Posted: 23 May 2011 22:35
A couple of visits to Cuckmere Haven have located the sites of two demolished pillboxes. Some graffiti dating to 1940 was also discovered.
The first pillbox is right by the A259 entrance to the Haven. This was a Type 24 Pillbox seen on some postwar photos I've seen at the National Archives; the Germans also marked it on their Befestigungskarten along with a roadbock nearby.
I've been keeping an eye on this site for some time, hoping that the light smudge just about visible on Google Earth marked the site of the pillbox.
The photo at right shows the area a few weeks ago; I was hoping to see a parch mark, but a slightly lighter shade of green grass was all I could vaguely see.
Returning today, I was astounded to see a parch mark of breath-taking clarity, brought out by the recent hot, dry weather.
I've superimposed a Type 24 pillbox on the photo below to show how it would have been aligned in the landscape - move your mouse over it to see the parch mark itself.
Once I got down on my knees and started measuring (much to the fascination of passers-by) I realised that the parch mark was greatly enhanced by the fact that the foundation slab was still present and showing through the turf in places.
The next piece of evidence was equally astounding, in the form of graffiti seen at right. It reads:
This denotes the work of No.1 Section of 133 Company, Auxiliary Military Pioneer Corps.
Other graffiti at Cuckmere Haven shows that 133 Company's No.3 Section also liked to make their mark in wet cement; artefacts such as a themos flask cup and a bottle stopper are also visible in anti-tank cubes.
We know from the War Diary that No.1 Section had moved with No.2 Section to Pevensey on August 9th, with Nos. 6 and 7 also moving out by the end of the month.
This left Nos. 3, 4, 5, 8, 9 and 10 Sections still at Cuckmere. All sections (except No.7) were back in the valley by December 1940 and in January, the entire company was again at Cuckmere before being transferred elsewhere.
It would be fantastic to find evidence of the other 133 Coy sections in the concrete!
The final discovery was another pillbox base that I happened to stumble across completely by chance.
This was a demolished Type 24 base, with reinforcing rods in abundance; a few hundred yards away I came across what appears to have been the rest of the pillbox.
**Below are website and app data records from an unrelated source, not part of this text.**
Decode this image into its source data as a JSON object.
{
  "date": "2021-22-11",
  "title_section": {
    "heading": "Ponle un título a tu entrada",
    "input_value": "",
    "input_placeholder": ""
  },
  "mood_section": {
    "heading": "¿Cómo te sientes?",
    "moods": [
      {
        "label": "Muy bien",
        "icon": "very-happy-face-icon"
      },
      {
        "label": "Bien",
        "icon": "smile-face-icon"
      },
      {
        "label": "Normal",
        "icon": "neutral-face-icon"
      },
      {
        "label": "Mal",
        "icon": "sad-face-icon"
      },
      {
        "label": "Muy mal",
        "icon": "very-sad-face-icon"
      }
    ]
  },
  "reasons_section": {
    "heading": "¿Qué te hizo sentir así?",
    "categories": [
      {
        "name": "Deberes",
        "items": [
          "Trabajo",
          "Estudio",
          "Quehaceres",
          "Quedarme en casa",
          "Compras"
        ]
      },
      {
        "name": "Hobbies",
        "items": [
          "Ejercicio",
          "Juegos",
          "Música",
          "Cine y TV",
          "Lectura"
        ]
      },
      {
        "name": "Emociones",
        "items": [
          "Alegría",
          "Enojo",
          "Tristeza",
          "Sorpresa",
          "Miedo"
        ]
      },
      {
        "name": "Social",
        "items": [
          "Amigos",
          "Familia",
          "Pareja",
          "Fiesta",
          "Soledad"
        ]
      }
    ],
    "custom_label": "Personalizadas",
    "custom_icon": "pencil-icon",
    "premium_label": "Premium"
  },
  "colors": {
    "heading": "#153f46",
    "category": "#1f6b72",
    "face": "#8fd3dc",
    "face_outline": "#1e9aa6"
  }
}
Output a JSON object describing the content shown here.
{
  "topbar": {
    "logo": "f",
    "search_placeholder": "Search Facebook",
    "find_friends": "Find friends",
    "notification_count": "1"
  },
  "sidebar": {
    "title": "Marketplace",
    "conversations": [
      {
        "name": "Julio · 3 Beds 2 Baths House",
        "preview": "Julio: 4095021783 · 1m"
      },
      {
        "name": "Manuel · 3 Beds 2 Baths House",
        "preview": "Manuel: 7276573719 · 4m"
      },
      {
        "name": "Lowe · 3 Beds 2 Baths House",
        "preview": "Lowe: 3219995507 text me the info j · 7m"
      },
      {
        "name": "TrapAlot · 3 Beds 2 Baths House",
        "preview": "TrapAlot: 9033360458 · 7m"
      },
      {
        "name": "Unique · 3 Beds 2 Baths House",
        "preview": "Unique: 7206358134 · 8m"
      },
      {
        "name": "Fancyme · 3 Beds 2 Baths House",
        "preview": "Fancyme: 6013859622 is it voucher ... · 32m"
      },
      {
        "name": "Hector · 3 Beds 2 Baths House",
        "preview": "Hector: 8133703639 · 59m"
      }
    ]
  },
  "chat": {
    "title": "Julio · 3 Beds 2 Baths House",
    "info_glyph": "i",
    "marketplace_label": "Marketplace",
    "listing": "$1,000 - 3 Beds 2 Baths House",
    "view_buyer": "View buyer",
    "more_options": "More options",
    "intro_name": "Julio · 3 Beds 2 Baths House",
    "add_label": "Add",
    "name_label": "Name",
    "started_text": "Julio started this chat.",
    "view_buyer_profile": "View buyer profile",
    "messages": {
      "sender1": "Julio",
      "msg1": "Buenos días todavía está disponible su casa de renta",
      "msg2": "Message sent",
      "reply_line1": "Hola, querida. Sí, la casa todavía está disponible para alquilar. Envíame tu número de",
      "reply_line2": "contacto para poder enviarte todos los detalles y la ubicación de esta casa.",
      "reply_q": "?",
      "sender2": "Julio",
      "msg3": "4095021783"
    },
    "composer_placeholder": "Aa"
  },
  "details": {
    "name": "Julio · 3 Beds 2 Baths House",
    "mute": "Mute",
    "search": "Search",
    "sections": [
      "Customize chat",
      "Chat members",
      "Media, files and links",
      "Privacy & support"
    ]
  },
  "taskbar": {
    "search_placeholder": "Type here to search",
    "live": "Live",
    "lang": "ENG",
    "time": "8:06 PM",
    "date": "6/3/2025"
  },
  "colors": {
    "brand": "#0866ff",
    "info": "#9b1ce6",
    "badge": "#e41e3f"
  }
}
Why the rubble was dumped here and not removed completely is not known.
Cuckmere Haven never ceases to amaze me; I've been here countless times over the years and I'm still finding new evidence in the landscape!
Fortifications map compiled by German Intelligence from aerial photographs during 1940-41 in preparation for Operation Sealion. Defence works were plotted using a system of red symbols.
Anti-tanks blocks, popularly known as dragon's teeth. Not to be confused with smaller blocks known as pimples, cubes can be upwards of 1m square. Many examples in Sussex have apexes or chamfered edges, leading to them being incorrectly recorded as coffins.
Generic term for a hardened field defensive structure usually constructed from concrete and/or masonry. Pillboxes were built in numerous types and variants depending on location and role.
A six-sided (but not a regular hexagon) pillbox. The Type 24 is the most frequently seen pillbox in East Sussex, mostly along stop lines. It can be found in thin wall (30cm) or thick wall (1m) variants.
A record of events kept by all units from the point of mobilisation. A diary's contents vary enormously from unit to unit; some give detailed entries by the hour on a daily basis while others merely summarise events on a weekly/monthly basis.
This site is copyright © Peter Hibbs 2006 - 2017. All rights reserved.
Hibbs, Peter Fascinating new evidence at Cuckmere Haven! (2017) Available at: http://pillbox.org.uk/blog/216683/ Accessed: 22 November 2017
The information on this website is intended solely to describe the ongoing research activity of The Defence of East Sussex Project; it is not comprehensive or properly presented. It is therefore NOT suitable as a basis for producing derivative works or surveys!